German (Lower Rhine), c. 1320-1350
Baltimore, The Walters Art Museum
MS W. 148, fol. 21r

Friedrich Pacher, The Harrowing of Hell
German, c. 1460s
Budapest, Museum of Fine Arts

Andrea Mantegna, Harrowing of Hell
Italian, 1468
Private Collection 

Agnolo Bronzino, Harrowing of Hell
Italian, 1552
Florence, Church of Santa Croce

Tintoretto, Harrowing of Hell
Italian, 1568
Venice, Church of San Cassiano

© M. Duffy, 2023

Sunday, December 17, 2023

The O Antiphons

Follower of the Coetivy Master, Initial O
From a Book of Hours
French (Loire Region), c. 1470-1480
New York, Pierpont Morgan Library
MS G1.II, fol. 232v

For the convenience of readers I am reposting this listing of the O Antiphons. 

In the week before Christmas, the Liturgy of the Hours (the official daily prayer of the Church) includes a series of special antiphons preceding the recitation of the Magnificat (Luke 1: 46-55) during Evening Prayer that are collectively called the O Antiphons.  In the English-speaking world most Christians are familiar with them as they are paraphrased in the complete verses of the well-known Advent hymn "O Come, O Come Emmanuel", which is a free translation of the medieval Latin text.

The O Antiphons refer to Christ under eight different titles.  These titles connect the events of the Old Testament that forecast different aspects of Jesus and the salvation He came to give.

To see the images these titles reflect, click on the title of the antiphon below:

December 19 -- O Flower of Jesse's Stem!

In recent years a revival of lay interest in the Liturgy of the Hours has brought more awareness of these special texts.

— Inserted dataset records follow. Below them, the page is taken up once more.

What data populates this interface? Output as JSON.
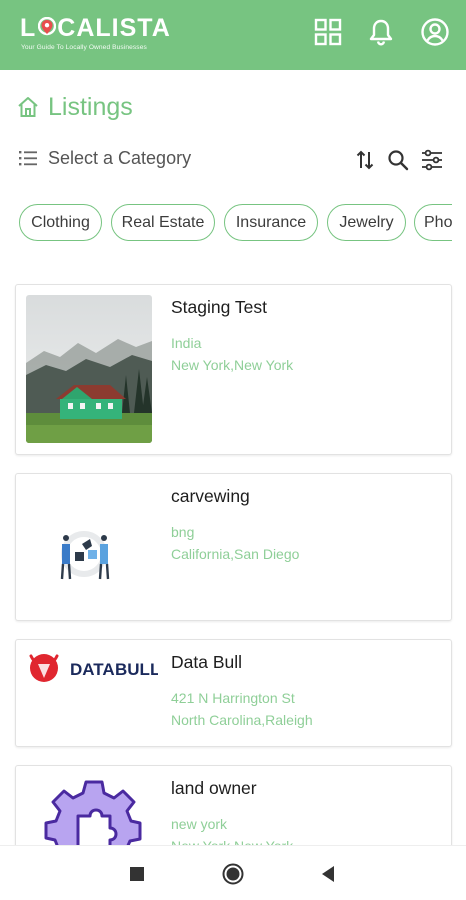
{
  "header": {
    "brand_name_lo": "L",
    "brand_name_rest": "CALISTA",
    "tagline": "Your Guide To Locally Owned Businesses"
  },
  "colors": {
    "primary": "#77c481",
    "secondary_text": "#8fcf98"
  },
  "icons": {
    "header": [
      "grid-icon",
      "bell-icon",
      "account-icon"
    ],
    "tools": [
      "sort-icon",
      "search-icon",
      "filter-icon"
    ],
    "nav": [
      "recents-square-icon",
      "home-circle-icon",
      "back-triangle-icon"
    ]
  },
  "page": {
    "title": "Listings",
    "category_label": "Select a Category"
  },
  "categories": [
    "Clothing",
    "Real Estate",
    "Insurance",
    "Jewelry",
    "Pho"
  ],
  "listings": [
    {
      "name": "Staging Test",
      "line1": "India",
      "line2": "New York,New York"
    },
    {
      "name": "carvewing",
      "line1": "bng",
      "line2": "California,San Diego"
    },
    {
      "name": "Data Bull",
      "line1": "421 N Harrington St",
      "line2": "North Carolina,Raleigh",
      "logo_text_a": "DATA",
      "logo_text_b": "BULL"
    },
    {
      "name": "land owner",
      "line1": "new york",
      "line2": "New York,New York"
    }
  ]
}
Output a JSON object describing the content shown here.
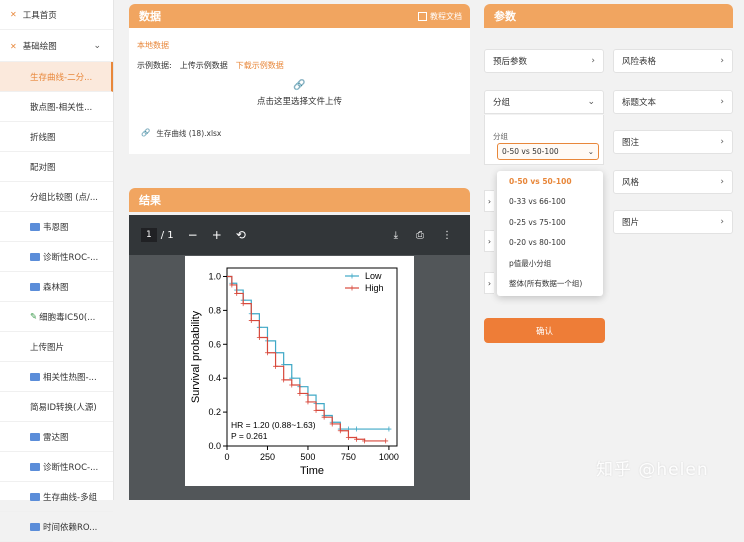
{
  "sidebar": {
    "home": "工具首页",
    "group": "基础绘图",
    "items": [
      {
        "label": "生存曲线-二分...",
        "icon": "",
        "active": true
      },
      {
        "label": "散点图-相关性...",
        "icon": ""
      },
      {
        "label": "折线图",
        "icon": ""
      },
      {
        "label": "配对图",
        "icon": ""
      },
      {
        "label": "分组比较图 (点/...",
        "icon": ""
      },
      {
        "label": "韦恩图",
        "icon": "new-badge"
      },
      {
        "label": "诊断性ROC-...",
        "icon": "new-badge"
      },
      {
        "label": "森林图",
        "icon": "new-badge"
      },
      {
        "label": "细胞毒IC50(...",
        "icon": "pen-icon"
      },
      {
        "label": "上传图片",
        "icon": ""
      },
      {
        "label": "相关性热图-...",
        "icon": "new-badge"
      },
      {
        "label": "简易ID转换(人源)",
        "icon": ""
      },
      {
        "label": "雷达图",
        "icon": "new-badge"
      },
      {
        "label": "诊断性ROC-...",
        "icon": "new-badge"
      },
      {
        "label": "生存曲线-多组",
        "icon": "new-badge"
      },
      {
        "label": "时间依赖RO...",
        "icon": "new-badge"
      }
    ]
  },
  "data_panel": {
    "title": "数据",
    "doc_link": "教程文档",
    "local_data": "本地数据",
    "example_label": "示例数据:",
    "upload_example": "上传示例数据",
    "download_example": "下载示例数据",
    "upload_text": "点击这里选择文件上传",
    "file_name": "生存曲线 (18).xlsx"
  },
  "result_panel": {
    "title": "结果",
    "page_current": "1",
    "page_total": "1"
  },
  "params_panel": {
    "title": "参数",
    "left_items": [
      "预后参数",
      "分组"
    ],
    "right_items": [
      "风险表格",
      "标题文本",
      "图注",
      "风格",
      "图片"
    ],
    "group_label": "分组",
    "group_value": "0-50 vs 50-100",
    "dropdown_options": [
      "0-50 vs 50-100",
      "0-33 vs 66-100",
      "0-25 vs 75-100",
      "0-20 vs 80-100",
      "p值最小分组",
      "整体(所有数据一个组)"
    ],
    "confirm": "确认"
  },
  "chart_data": {
    "type": "line",
    "xlabel": "Time",
    "ylabel": "Survival probability",
    "xlim": [
      0,
      1050
    ],
    "ylim": [
      0,
      1.05
    ],
    "xticks": [
      0,
      250,
      500,
      750,
      1000
    ],
    "yticks": [
      0.0,
      0.2,
      0.4,
      0.6,
      0.8,
      1.0
    ],
    "legend_position": "top-right",
    "annotation": [
      "HR = 1.20 (0.88~1.63)",
      "P = 0.261"
    ],
    "series": [
      {
        "name": "Low",
        "color": "#3fa8c6",
        "x": [
          0,
          30,
          60,
          100,
          150,
          200,
          250,
          300,
          350,
          400,
          450,
          500,
          550,
          600,
          650,
          700,
          750,
          800,
          1000
        ],
        "y": [
          1.0,
          0.96,
          0.92,
          0.86,
          0.78,
          0.7,
          0.62,
          0.55,
          0.48,
          0.4,
          0.35,
          0.3,
          0.25,
          0.18,
          0.14,
          0.1,
          0.1,
          0.1,
          0.1
        ]
      },
      {
        "name": "High",
        "color": "#d8493c",
        "x": [
          0,
          30,
          60,
          100,
          150,
          200,
          250,
          300,
          350,
          400,
          450,
          500,
          550,
          600,
          650,
          700,
          750,
          800,
          850,
          980
        ],
        "y": [
          1.0,
          0.95,
          0.9,
          0.84,
          0.74,
          0.64,
          0.55,
          0.47,
          0.39,
          0.36,
          0.31,
          0.26,
          0.21,
          0.17,
          0.13,
          0.09,
          0.05,
          0.04,
          0.03,
          0.03
        ]
      }
    ]
  },
  "watermark": "知乎 @helen"
}
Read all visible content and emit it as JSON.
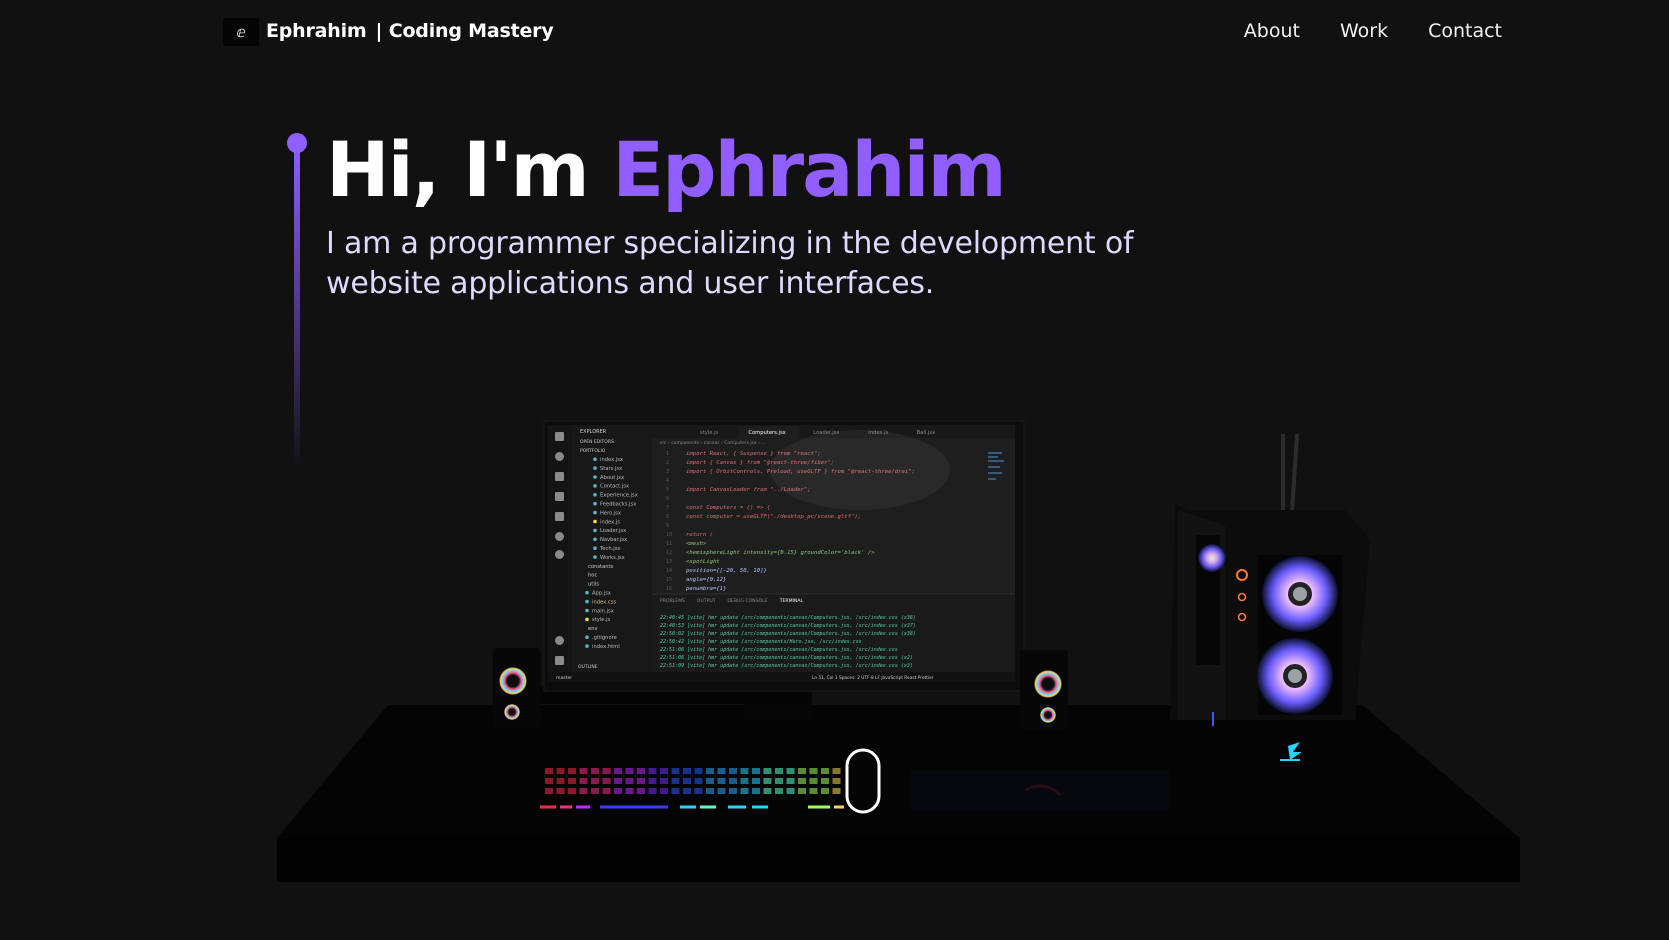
{
  "nav": {
    "logo_glyph": "ⅇ",
    "brand": "Ephrahim",
    "brand_suffix": "| Coding Mastery",
    "links": [
      "About",
      "Work",
      "Contact"
    ]
  },
  "hero": {
    "greeting": "Hi, I'm ",
    "name": "Ephrahim",
    "subtitle": "I am a programmer specializing in the development of website applications and user interfaces."
  },
  "colors": {
    "background": "#111112",
    "accent": "#915eff",
    "subtitle": "#dfd9ff"
  },
  "editor": {
    "tabs": [
      "style.js",
      "Computers.jsx",
      "Loader.jsx",
      "index.js",
      "Ball.jsx"
    ],
    "files": [
      "index.jsx",
      "Stars.jsx",
      "About.jsx",
      "Contact.jsx",
      "Experience.jsx",
      "Feedbacks.jsx",
      "Hero.jsx",
      "index.js",
      "Loader.jsx",
      "Navbar.jsx",
      "Tech.jsx",
      "Works.jsx",
      "constants",
      "hoc",
      "utils",
      "App.jsx",
      "index.css",
      "main.jsx",
      "style.js",
      "env",
      ".gitignore",
      "index.html"
    ],
    "code": [
      "import React, { Suspense } from \"react\";",
      "import { Canvas } from \"@react-three/fiber\";",
      "import { OrbitControls, Preload, useGLTF } from \"@react-three/drei\";",
      "",
      "import CanvasLoader from \"../Loader\";",
      "",
      "const Computers = () => {",
      "  const computer = useGLTF(\"./desktop_pc/scene.gltf\");",
      "",
      "  return (",
      "    <mesh>",
      "      <hemisphereLight intensity={0.15} groundColor='black' />",
      "      <spotLight",
      "        position={[-20, 50, 10]}",
      "        angle={0.12}",
      "        penumbra={1}"
    ],
    "panel_tabs": [
      "PROBLEMS",
      "OUTPUT",
      "DEBUG CONSOLE",
      "TERMINAL"
    ],
    "terminal": [
      "22:40:45 [vite] hmr update /src/components/canvas/Computers.jsx, /src/index.css (x36)",
      "22:40:53 [vite] hmr update /src/components/canvas/Computers.jsx, /src/index.css (x37)",
      "22:50:02 [vite] hmr update /src/components/canvas/Computers.jsx, /src/index.css (x38)",
      "22:50:42 [vite] hmr update /src/components/Hero.jsx, /src/index.css",
      "22:51:06 [vite] hmr update /src/components/canvas/Computers.jsx, /src/index.css",
      "22:51:06 [vite] hmr update /src/components/canvas/Computers.jsx, /src/index.css (x2)",
      "22:51:09 [vite] hmr update /src/components/canvas/Computers.jsx, /src/index.css (x3)"
    ],
    "status_left": "master",
    "status_right": "Ln 51, Col 1   Spaces: 2   UTF-8   LF   JavaScript React   Prettier"
  }
}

Here is a video of Ely Cathedral Women's Choir singing the traditional English version of "Veni, Veni, Emmanuel".

© M. Duffy, 2017